Protests against the Dakota Access Pipeline, a day after the U.S. government delayed granting an easement for the construction in North Dakota. Natasha Howitt reports.
Demonstrators in New York are protesting against the construction of a controversial pipeline they say could pollute water supplies and destroy sacred historical sites. The $3.7 billion project, known as the Dakota Access Pipeline, has drawn steady opposition across the country. Environmental activists and Native Americans, particularly the nearby Standing Rock Sioux Tribe, have called on the government to stop it. (SOUNDBITE) (English) MARTY GOODMAN, RETIRED TRANSIT WORKER AND PROTESTER, SAYING: "We want to stand with the Sioux people in defending sacred land against poisonous pipelines. They're threatening millions of people in the entire region and threaten ultimately the climate of the entire planet." The companies behind the project have asked a U.S. court to intervene and stop political involvement.
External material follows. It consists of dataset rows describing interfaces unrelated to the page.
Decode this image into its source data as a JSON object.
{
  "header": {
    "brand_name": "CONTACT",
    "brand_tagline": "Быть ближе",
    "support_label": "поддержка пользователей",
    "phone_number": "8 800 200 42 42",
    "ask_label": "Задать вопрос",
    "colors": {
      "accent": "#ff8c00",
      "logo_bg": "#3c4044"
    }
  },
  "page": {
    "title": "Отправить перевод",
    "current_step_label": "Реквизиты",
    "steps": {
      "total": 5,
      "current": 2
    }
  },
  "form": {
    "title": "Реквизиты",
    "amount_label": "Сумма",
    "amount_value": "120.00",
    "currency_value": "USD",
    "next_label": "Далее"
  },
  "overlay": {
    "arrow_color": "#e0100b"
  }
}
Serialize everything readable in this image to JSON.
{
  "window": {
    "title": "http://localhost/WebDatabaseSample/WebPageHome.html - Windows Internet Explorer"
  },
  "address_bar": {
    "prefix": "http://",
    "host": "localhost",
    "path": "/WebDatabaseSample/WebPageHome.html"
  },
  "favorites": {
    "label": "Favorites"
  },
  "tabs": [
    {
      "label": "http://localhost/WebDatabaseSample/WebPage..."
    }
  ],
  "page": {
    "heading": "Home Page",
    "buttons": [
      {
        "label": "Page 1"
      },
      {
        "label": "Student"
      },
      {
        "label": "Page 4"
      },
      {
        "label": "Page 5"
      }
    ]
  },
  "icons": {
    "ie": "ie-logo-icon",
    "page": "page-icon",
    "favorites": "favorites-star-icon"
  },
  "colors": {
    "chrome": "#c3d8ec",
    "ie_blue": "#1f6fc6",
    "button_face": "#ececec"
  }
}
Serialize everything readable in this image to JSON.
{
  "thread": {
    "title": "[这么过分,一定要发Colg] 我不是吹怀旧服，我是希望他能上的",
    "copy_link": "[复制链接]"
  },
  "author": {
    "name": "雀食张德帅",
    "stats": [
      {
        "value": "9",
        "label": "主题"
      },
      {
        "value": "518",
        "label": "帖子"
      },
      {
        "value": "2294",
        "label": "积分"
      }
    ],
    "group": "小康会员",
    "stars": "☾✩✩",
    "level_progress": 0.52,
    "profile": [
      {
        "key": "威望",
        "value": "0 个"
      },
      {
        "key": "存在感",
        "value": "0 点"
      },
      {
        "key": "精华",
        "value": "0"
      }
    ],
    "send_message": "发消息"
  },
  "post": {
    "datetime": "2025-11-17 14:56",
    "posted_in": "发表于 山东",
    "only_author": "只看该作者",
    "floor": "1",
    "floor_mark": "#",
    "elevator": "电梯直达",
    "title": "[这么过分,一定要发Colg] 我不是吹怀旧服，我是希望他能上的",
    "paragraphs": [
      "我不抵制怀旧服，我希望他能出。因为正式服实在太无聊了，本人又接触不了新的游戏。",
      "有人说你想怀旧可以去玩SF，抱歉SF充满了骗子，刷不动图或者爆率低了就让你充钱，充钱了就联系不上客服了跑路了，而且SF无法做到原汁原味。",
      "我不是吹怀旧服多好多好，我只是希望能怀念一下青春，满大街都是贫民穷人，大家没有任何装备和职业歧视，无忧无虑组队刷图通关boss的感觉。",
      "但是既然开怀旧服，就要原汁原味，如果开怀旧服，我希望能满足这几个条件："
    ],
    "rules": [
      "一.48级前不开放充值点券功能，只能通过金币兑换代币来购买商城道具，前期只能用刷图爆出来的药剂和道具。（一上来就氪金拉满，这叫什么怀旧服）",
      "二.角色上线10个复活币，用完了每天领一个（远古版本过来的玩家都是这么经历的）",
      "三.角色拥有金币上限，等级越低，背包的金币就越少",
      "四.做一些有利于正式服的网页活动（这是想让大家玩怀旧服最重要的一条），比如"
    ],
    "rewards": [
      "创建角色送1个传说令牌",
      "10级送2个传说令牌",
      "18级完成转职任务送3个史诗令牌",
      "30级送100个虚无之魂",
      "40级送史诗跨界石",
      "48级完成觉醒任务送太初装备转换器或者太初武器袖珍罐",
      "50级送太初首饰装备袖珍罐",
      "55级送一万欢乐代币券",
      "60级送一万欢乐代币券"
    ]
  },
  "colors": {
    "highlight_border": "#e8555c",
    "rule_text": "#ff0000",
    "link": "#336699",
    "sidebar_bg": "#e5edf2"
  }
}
They say the pipeline is almost complete, and will be a safer and more efficient way to transport oil from North Dakota to the U.S. Gulf Coast. Delays so far have cost them more than $100 million.